Source data

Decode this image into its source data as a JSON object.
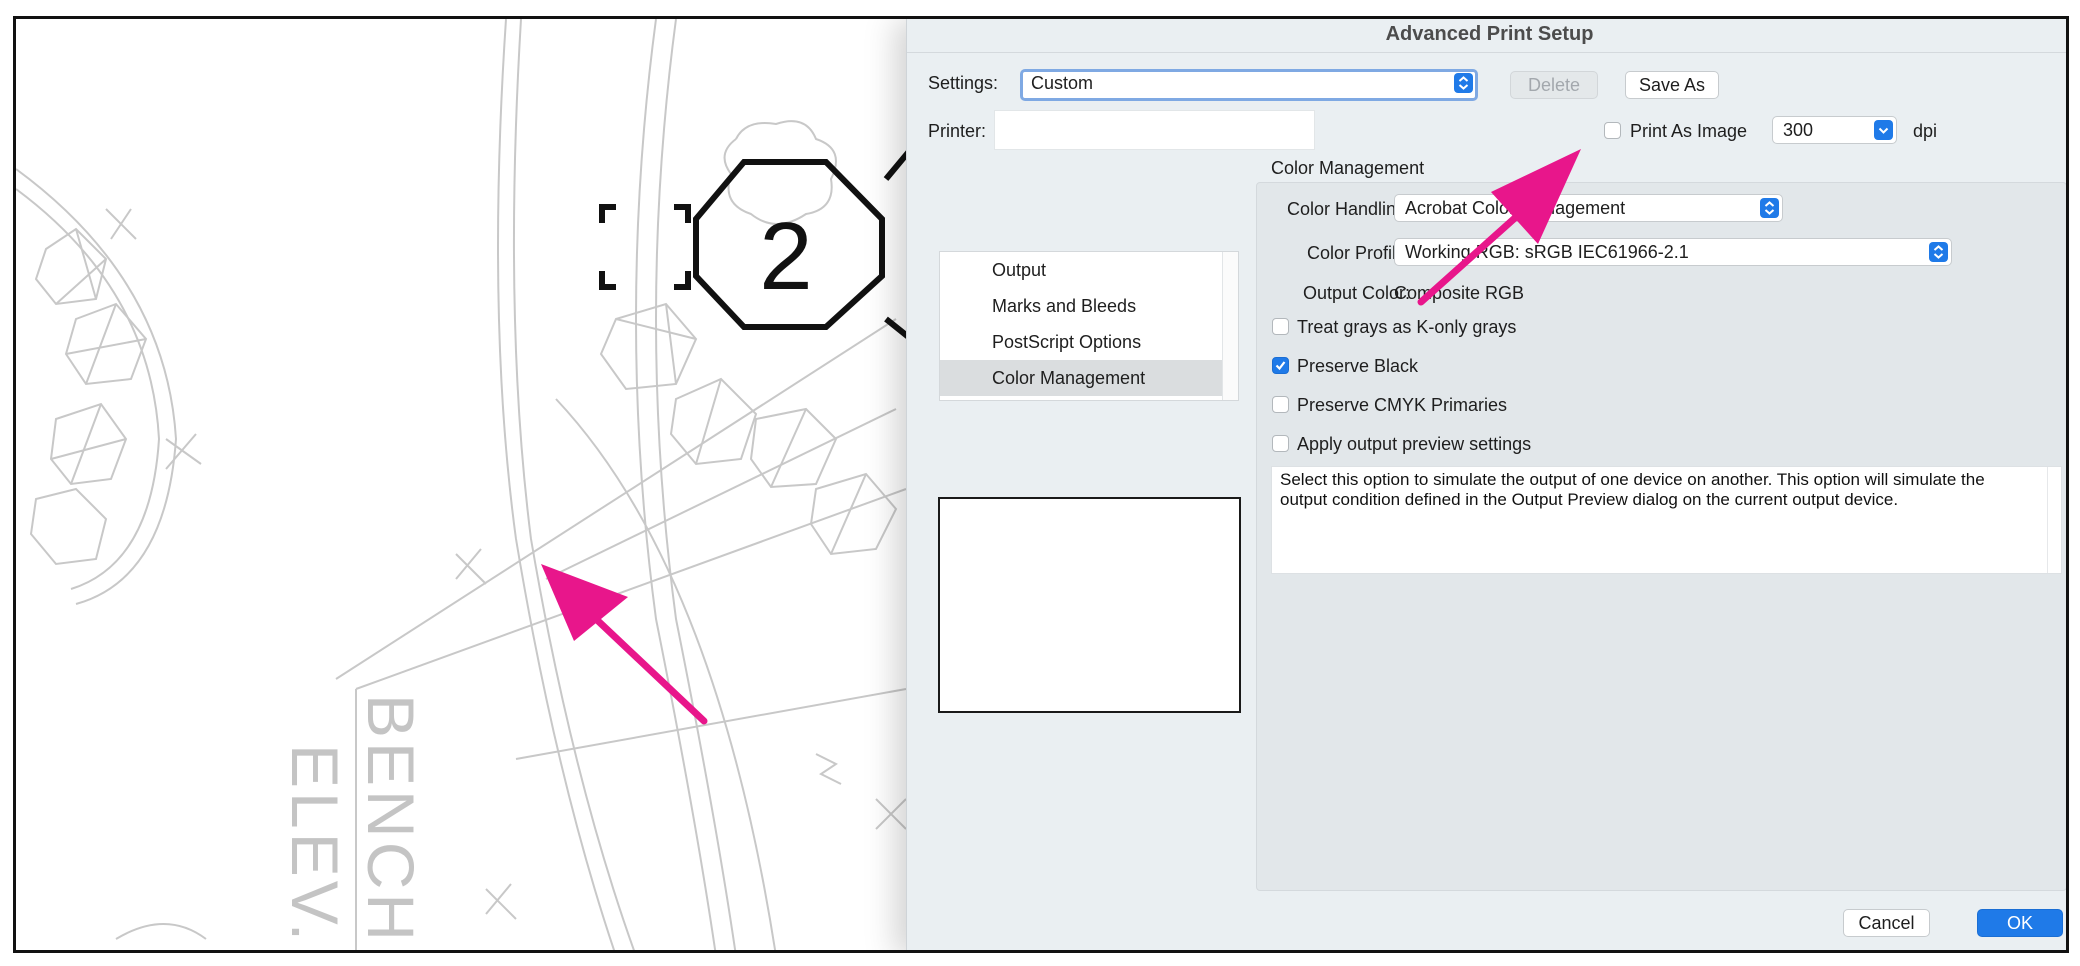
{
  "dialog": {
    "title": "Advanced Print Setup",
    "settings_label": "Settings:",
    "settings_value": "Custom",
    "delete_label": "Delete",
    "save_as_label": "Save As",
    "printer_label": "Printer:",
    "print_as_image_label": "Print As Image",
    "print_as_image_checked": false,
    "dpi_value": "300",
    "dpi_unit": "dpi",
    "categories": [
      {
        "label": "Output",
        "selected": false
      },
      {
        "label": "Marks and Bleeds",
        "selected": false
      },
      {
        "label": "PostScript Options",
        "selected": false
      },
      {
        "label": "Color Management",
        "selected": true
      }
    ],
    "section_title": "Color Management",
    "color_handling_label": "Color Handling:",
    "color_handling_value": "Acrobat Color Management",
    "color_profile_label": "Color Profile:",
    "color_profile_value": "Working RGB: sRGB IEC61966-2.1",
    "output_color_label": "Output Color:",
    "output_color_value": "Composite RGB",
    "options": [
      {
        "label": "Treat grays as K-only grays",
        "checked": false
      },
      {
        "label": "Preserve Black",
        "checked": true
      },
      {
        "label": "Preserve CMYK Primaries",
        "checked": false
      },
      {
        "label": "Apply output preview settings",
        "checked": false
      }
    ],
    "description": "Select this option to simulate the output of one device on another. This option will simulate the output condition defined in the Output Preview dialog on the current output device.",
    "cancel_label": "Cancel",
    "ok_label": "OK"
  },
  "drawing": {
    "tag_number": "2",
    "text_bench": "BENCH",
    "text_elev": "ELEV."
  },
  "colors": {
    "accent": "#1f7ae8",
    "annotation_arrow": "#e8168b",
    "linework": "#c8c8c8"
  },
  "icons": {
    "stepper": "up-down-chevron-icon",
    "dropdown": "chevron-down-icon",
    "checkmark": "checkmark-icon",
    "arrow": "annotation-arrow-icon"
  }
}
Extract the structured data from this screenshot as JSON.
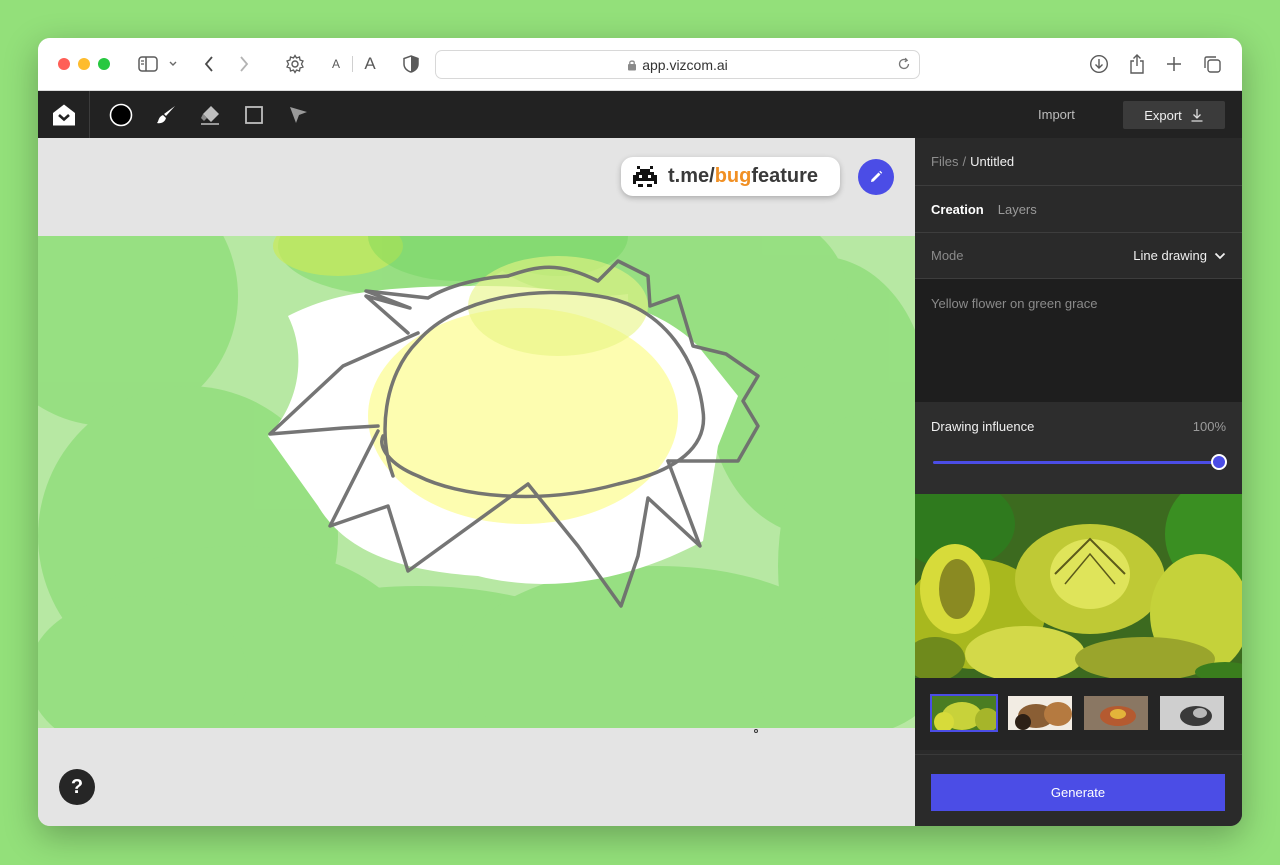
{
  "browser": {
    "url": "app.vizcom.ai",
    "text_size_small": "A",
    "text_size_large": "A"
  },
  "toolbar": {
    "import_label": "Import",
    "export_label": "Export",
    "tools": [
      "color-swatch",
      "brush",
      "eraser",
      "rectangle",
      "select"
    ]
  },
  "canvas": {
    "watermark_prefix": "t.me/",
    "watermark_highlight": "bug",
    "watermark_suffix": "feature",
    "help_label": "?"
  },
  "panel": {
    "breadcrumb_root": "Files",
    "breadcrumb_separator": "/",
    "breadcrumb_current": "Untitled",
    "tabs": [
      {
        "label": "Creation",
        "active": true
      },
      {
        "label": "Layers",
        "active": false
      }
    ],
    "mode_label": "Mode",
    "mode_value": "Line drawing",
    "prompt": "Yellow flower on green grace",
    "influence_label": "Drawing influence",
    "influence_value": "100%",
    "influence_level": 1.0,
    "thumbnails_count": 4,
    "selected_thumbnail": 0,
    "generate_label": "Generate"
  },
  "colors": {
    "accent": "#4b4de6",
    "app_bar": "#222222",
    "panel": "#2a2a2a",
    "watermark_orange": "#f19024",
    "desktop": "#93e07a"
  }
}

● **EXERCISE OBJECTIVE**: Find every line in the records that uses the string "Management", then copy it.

● **RESPONSE**:
        "label": "Color Management",
    "section_title": "Color Management",
    "color_handling_value": "Acrobat Color Management",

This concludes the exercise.